REQUIRED WORK: If a line in the entries below contains the word "this", it counts; report how many such lines there are, and only that number.

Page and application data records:
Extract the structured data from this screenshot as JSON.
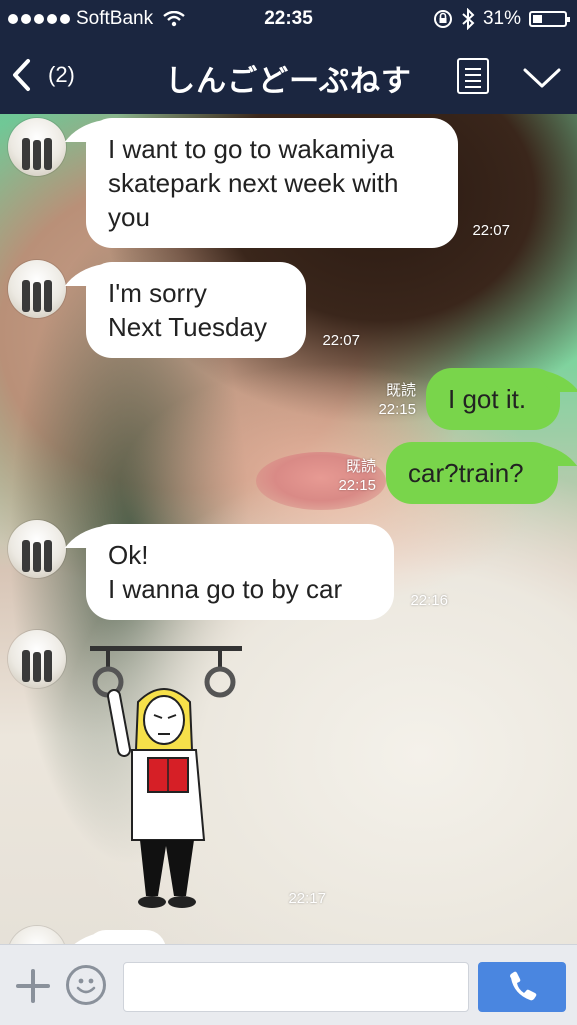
{
  "status_bar": {
    "carrier": "SoftBank",
    "time": "22:35",
    "battery_percent": "31%",
    "battery_level": 0.31,
    "signal_dots": 5
  },
  "header": {
    "back_count": "(2)",
    "title": "しんごどーぷねす"
  },
  "messages": [
    {
      "side": "in",
      "text": "I want to go to wakamiya\nskatepark next week with\nyou",
      "time": "22:07"
    },
    {
      "side": "in",
      "text": "I'm sorry\nNext Tuesday",
      "time": "22:07"
    },
    {
      "side": "out",
      "text": "I got it.",
      "read": "既読",
      "time": "22:15"
    },
    {
      "side": "out",
      "text": "car?train?",
      "read": "既読",
      "time": "22:15"
    },
    {
      "side": "in",
      "text": "Ok!\nI wanna go to by car",
      "time": "22:16"
    },
    {
      "side": "in",
      "type": "sticker",
      "time": "22:17"
    }
  ],
  "input": {
    "value": "",
    "placeholder": ""
  },
  "icons": {
    "back": "chevron-left-icon",
    "menu": "list-icon",
    "dropdown": "chevron-down-icon",
    "plus": "plus-icon",
    "emoji": "smiley-icon",
    "call": "phone-icon"
  },
  "colors": {
    "header": "#1b2640",
    "outgoing_bubble": "#79d54b",
    "incoming_bubble": "#ffffff",
    "call_button": "#4a86e0"
  }
}
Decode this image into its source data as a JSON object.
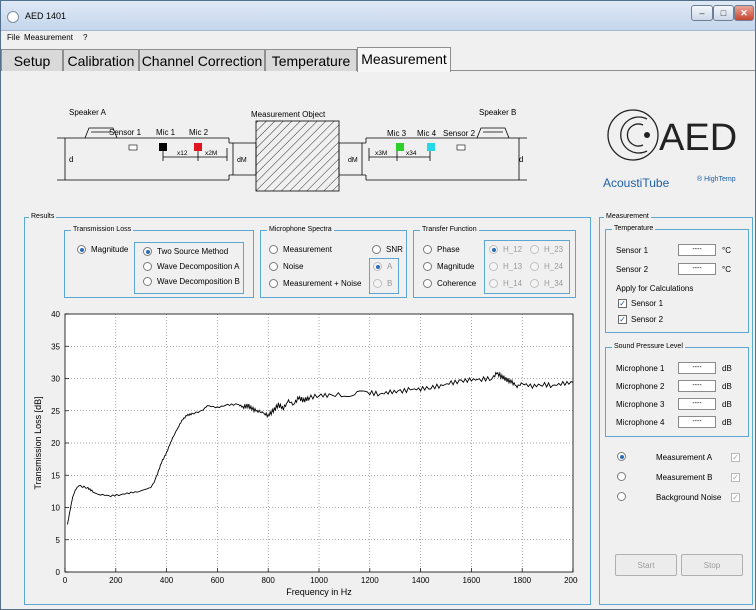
{
  "window": {
    "title": "AED 1401"
  },
  "menu": {
    "items": [
      "File",
      "Measurement",
      "?"
    ]
  },
  "tabs": [
    {
      "label": "Setup",
      "active": false
    },
    {
      "label": "Calibration",
      "active": false
    },
    {
      "label": "Channel Correction",
      "active": false
    },
    {
      "label": "Temperature",
      "active": false
    },
    {
      "label": "Measurement",
      "active": true
    }
  ],
  "schematic": {
    "speaker_a": "Speaker A",
    "speaker_b": "Speaker B",
    "sensor1": "Sensor 1",
    "sensor2": "Sensor 2",
    "mic1": "Mic 1",
    "mic2": "Mic 2",
    "mic3": "Mic 3",
    "mic4": "Mic 4",
    "object": "Measurement Object",
    "d": "d",
    "d_m": "dM",
    "x12": "x12",
    "x2m": "x2M",
    "x3m": "x3M",
    "x34": "x34",
    "mic_colors": {
      "mic1": "#000000",
      "mic2": "#e0141e",
      "mic3": "#2ad12a",
      "mic4": "#25d8e8"
    }
  },
  "logo": {
    "text": "AED",
    "subtitle": "AcoustiTube",
    "suffix": "® HighTemp",
    "color": "#1f5fa8"
  },
  "results": {
    "title": "Results",
    "transmission_loss": {
      "title": "Transmission Loss",
      "magnitude": "Magnitude",
      "options": [
        {
          "label": "Two Source Method",
          "selected": true
        },
        {
          "label": "Wave Decomposition A",
          "selected": false
        },
        {
          "label": "Wave Decomposition B",
          "selected": false
        }
      ]
    },
    "microphone_spectra": {
      "title": "Microphone Spectra",
      "options": [
        "Measurement",
        "Noise",
        "Measurement + Noise"
      ],
      "snr": "SNR",
      "ab": [
        "A",
        "B"
      ]
    },
    "transfer_function": {
      "title": "Transfer Function",
      "options": [
        "Phase",
        "Magnitude",
        "Coherence"
      ],
      "h": [
        "H_12",
        "H_23",
        "H_13",
        "H_24",
        "H_14",
        "H_34"
      ]
    }
  },
  "measurement_panel": {
    "title": "Measurement",
    "temperature": {
      "title": "Temperature",
      "rows": [
        {
          "label": "Sensor 1",
          "value": "----",
          "unit": "°C"
        },
        {
          "label": "Sensor 2",
          "value": "----",
          "unit": "°C"
        }
      ],
      "apply_label": "Apply for Calculations",
      "checks": [
        {
          "label": "Sensor 1",
          "checked": true
        },
        {
          "label": "Sensor 2",
          "checked": true
        }
      ]
    },
    "spl": {
      "title": "Sound Pressure Level",
      "rows": [
        {
          "label": "Microphone 1",
          "value": "----",
          "unit": "dB"
        },
        {
          "label": "Microphone 2",
          "value": "----",
          "unit": "dB"
        },
        {
          "label": "Microphone 3",
          "value": "----",
          "unit": "dB"
        },
        {
          "label": "Microphone 4",
          "value": "----",
          "unit": "dB"
        }
      ]
    },
    "modes": [
      {
        "label": "Measurement A",
        "selected": true,
        "checked": true
      },
      {
        "label": "Measurement B",
        "selected": false,
        "checked": true
      },
      {
        "label": "Background Noise",
        "selected": false,
        "checked": true
      }
    ],
    "start_label": "Start",
    "stop_label": "Stop"
  },
  "chart_data": {
    "type": "line",
    "title": "",
    "xlabel": "Frequency in Hz",
    "ylabel": "Transmission Loss [dB]",
    "xlim": [
      0,
      2000
    ],
    "ylim": [
      0,
      40
    ],
    "xticks": [
      0,
      200,
      400,
      600,
      800,
      1000,
      1200,
      1400,
      1600,
      1800,
      2000
    ],
    "yticks": [
      0,
      5,
      10,
      15,
      20,
      25,
      30,
      35,
      40
    ],
    "xtick_labels": [
      "0",
      "200",
      "400",
      "600",
      "800",
      "1000",
      "1200",
      "1400",
      "1600",
      "1800",
      "2000"
    ],
    "grid": "dotted",
    "x_visible_start_label": "",
    "series": [
      {
        "color": "#000000",
        "points": [
          [
            10,
            7.5
          ],
          [
            20,
            9.5
          ],
          [
            30,
            11.5
          ],
          [
            40,
            12.8
          ],
          [
            50,
            13.2
          ],
          [
            60,
            13.3
          ],
          [
            75,
            13.2
          ],
          [
            90,
            13.0
          ],
          [
            110,
            12.5
          ],
          [
            140,
            12.0
          ],
          [
            180,
            11.8
          ],
          [
            220,
            12.0
          ],
          [
            260,
            12.3
          ],
          [
            300,
            12.5
          ],
          [
            330,
            12.9
          ],
          [
            345,
            13.5
          ],
          [
            360,
            14.8
          ],
          [
            380,
            17.0
          ],
          [
            400,
            18.5
          ],
          [
            420,
            20.5
          ],
          [
            440,
            22.0
          ],
          [
            460,
            23.5
          ],
          [
            480,
            24.3
          ],
          [
            500,
            24.5
          ],
          [
            540,
            25.0
          ],
          [
            560,
            25.8
          ],
          [
            600,
            25.5
          ],
          [
            640,
            25.9
          ],
          [
            680,
            26.0
          ],
          [
            700,
            25.6
          ],
          [
            720,
            25.8
          ],
          [
            740,
            25.2
          ],
          [
            760,
            25.0
          ],
          [
            780,
            24.6
          ],
          [
            800,
            24.3
          ],
          [
            820,
            25.0
          ],
          [
            840,
            25.9
          ],
          [
            860,
            25.4
          ],
          [
            880,
            26.5
          ],
          [
            900,
            26.0
          ],
          [
            920,
            27.0
          ],
          [
            940,
            26.6
          ],
          [
            960,
            27.0
          ],
          [
            1000,
            27.4
          ],
          [
            1040,
            27.4
          ],
          [
            1100,
            27.5
          ],
          [
            1150,
            27.7
          ],
          [
            1200,
            27.8
          ],
          [
            1240,
            27.6
          ],
          [
            1280,
            27.9
          ],
          [
            1320,
            28.0
          ],
          [
            1360,
            28.3
          ],
          [
            1400,
            28.4
          ],
          [
            1440,
            28.6
          ],
          [
            1480,
            28.9
          ],
          [
            1520,
            29.3
          ],
          [
            1560,
            29.6
          ],
          [
            1600,
            29.8
          ],
          [
            1640,
            29.9
          ],
          [
            1680,
            30.0
          ],
          [
            1700,
            30.8
          ],
          [
            1720,
            30.3
          ],
          [
            1740,
            29.8
          ],
          [
            1760,
            29.4
          ],
          [
            1780,
            28.8
          ],
          [
            1800,
            29.2
          ],
          [
            1840,
            28.8
          ],
          [
            1880,
            29.1
          ],
          [
            1920,
            28.9
          ],
          [
            1960,
            29.2
          ],
          [
            2000,
            29.4
          ]
        ]
      }
    ]
  }
}
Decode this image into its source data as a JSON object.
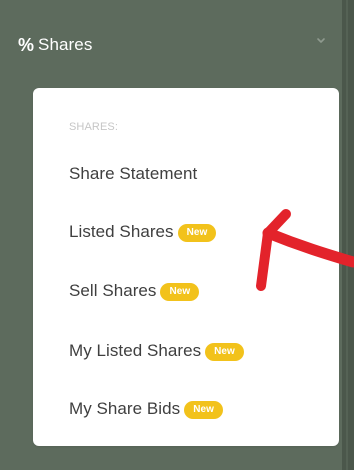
{
  "header": {
    "icon_text": "%",
    "title": "Shares"
  },
  "dropdown": {
    "section_label": "SHARES:",
    "items": [
      {
        "label": "Share Statement",
        "badge": ""
      },
      {
        "label": "Listed Shares",
        "badge": "New"
      },
      {
        "label": "Sell Shares",
        "badge": "New"
      },
      {
        "label": "My Listed Shares",
        "badge": "New"
      },
      {
        "label": "My Share Bids",
        "badge": "New"
      }
    ]
  },
  "colors": {
    "sidebar_bg": "#5d6b5d",
    "panel_bg": "#ffffff",
    "text": "#3f3f3f",
    "muted": "#c6c6c6",
    "badge": "#f2c21b",
    "annotation_arrow": "#e3232b"
  },
  "icons": {
    "header": "percent-icon",
    "chevron": "chevron-down-icon",
    "annotation": "red-arrow-annotation"
  }
}
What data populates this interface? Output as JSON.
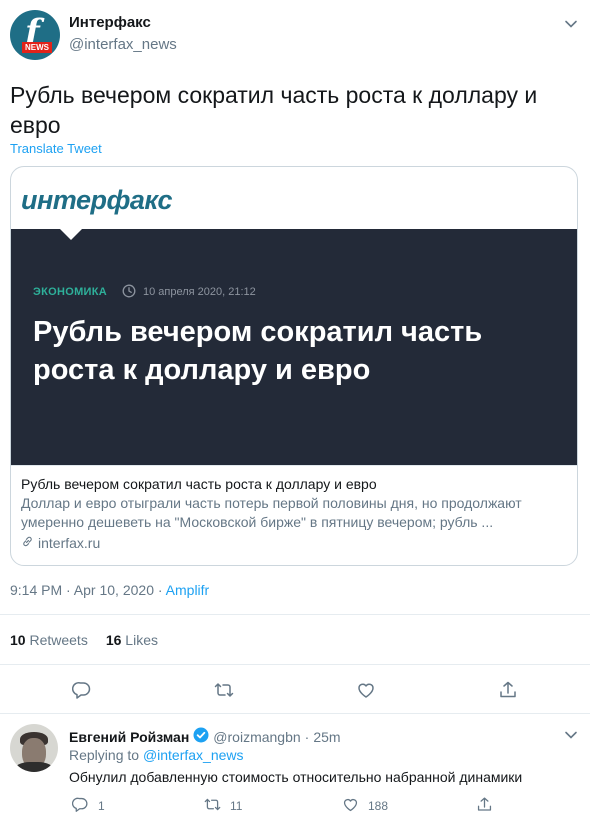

WRITTEN RESPONSE: 4